Figure 5.11 is a bar chart showing Australia's nickel production from 2003 to 2012. The horizontal axis shows the years and the vertical axis shows the amount of production in kilotonnes (kt). Nickel production varied little from 2003 to 2008, ranging around 190 kt. There was a decrease in production in 2009 to 165.8 kt but production has increased since then to 243.6 kt in 2012.

Figure 5.11 Australia's nickel mine production.
Source: Bureau of Resources and Energy Economics.

Figure 5.12 is a pie chart showing the percentages of nickel mine production produced by different countries in 2012. Total nickel mine production in 2012 was 1946 kilotonnes.

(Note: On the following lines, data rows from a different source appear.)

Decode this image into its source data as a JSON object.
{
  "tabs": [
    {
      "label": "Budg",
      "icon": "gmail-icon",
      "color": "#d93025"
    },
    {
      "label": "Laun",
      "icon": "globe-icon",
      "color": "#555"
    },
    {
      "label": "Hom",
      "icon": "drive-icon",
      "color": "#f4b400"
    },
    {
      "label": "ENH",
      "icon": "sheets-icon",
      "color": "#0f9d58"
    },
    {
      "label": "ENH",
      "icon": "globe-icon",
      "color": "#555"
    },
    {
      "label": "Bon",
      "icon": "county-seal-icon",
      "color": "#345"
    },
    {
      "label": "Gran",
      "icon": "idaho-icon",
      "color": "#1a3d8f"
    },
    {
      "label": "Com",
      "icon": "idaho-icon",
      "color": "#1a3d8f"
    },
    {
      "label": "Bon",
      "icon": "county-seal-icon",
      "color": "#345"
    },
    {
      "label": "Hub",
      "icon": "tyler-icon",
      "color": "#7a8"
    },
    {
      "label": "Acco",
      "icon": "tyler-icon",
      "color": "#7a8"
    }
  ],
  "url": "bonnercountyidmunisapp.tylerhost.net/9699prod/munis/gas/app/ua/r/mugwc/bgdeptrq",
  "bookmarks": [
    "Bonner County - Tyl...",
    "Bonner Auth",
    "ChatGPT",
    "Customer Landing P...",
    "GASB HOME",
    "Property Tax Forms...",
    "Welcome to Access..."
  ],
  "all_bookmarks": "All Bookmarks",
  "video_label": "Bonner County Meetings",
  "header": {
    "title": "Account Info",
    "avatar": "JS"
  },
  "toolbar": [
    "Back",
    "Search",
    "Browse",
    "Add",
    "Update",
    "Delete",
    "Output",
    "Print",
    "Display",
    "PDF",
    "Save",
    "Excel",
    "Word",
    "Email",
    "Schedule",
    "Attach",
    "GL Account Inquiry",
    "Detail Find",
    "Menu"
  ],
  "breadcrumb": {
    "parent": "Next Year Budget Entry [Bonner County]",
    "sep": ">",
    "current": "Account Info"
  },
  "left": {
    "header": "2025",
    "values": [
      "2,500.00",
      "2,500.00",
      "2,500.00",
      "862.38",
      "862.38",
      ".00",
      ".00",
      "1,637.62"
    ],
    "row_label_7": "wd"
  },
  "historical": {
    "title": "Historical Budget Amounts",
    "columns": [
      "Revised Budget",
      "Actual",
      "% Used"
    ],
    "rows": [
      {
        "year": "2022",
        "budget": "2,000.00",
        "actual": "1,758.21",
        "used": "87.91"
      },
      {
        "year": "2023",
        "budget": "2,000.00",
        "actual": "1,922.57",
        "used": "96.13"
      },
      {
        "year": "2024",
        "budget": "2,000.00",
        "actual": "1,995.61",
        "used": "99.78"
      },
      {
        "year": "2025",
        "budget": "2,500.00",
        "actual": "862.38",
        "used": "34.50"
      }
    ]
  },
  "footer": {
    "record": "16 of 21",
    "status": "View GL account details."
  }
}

Figure 5.12 Shares of world nickel production in 2012.
Source: Bureau of Resources and Energy Economics.

Table 5.6 Australia's nickel production and exports
  Unit 2003 2004 2005 2006 2007 2008 2009 2010 2011 2012
Sources: Bureau of Resources and Energy Economics and the Australian Bureau of Statistics; kt = kilotonnes.
Mine production Kt 191 188 189 185 185 199 166 169 215 244
Export volumes (total metal content) kt 213 204 221 200 195 210 215 214 217 255

Uranium

In Australia, uranium was one of the few mineral commodities that did not exhibit substantial growth in production as a result of the growing demand for resources in emerging Asian economies that has occurred over the past 10 years. Although Australia has a large proportion of the world's identified uranium resources, changes to policies surrounding exploration and mine development have meant it has taken some time to result in the commissioning of new projects. Consequently, current production capacity is almost unchanged from a decade ago.

In 2012, Australia had four operating uranium mines that produced a combined total of around 8200 tonnes of uranium oxide (Figure 5.13). While this was down only 8% relative to 2003, it is 27% lower than the record high of 11 200 tonnes produced in 2005.

Approximately 95% of production in 2012 was attributable to BHP Billiton's Olympic Dam mine in South Australia and Energy Resources of Australia Ltd's Ranger mine in the Northern Territory. Although production from the pit at the Ranger mine ceased in December 2012, the facility is now processing previously extracted ore and tailings while it continues to progress with plans to develop a new underground mine at the same site.

Figure 5.13 is a bar chart showing Australia's uranium production from 2003 to 2012. The horizontal axis shows the years and the vertical axis shows the amount of production in tonnes. Uranium production has varied from 8957 tonnes in 2003 to a high of 11 222 tonnes in 2005 to a low of 7019 tonnes in 2010 and has increased since then to 8240 tonnes in 2012.

Figure 5.13 Australia's uranium production (tonnes U308).
Source: Bureau of Resources and Energy Economics.

Figure 5.14 is a pie chart showing the percentages of uranium production produced by different countries in 2012. Total uranium production in 2012 was 69 kilotonnes.

Figure 5.14 Shares of world uranium production in 2012.
Source: World Nuclear Association.

Table 5.7 Australia's uranium production (tonnes U308).
  Unit 2003 2004 2005 2006 2007 2008 2009 2010 2011 2012
Source: Bureau of Resources and Energy Economics; t = tonnes.
Production t 8957 10 625 11 222 8970 10 141 9998 9349 7019 7030 8240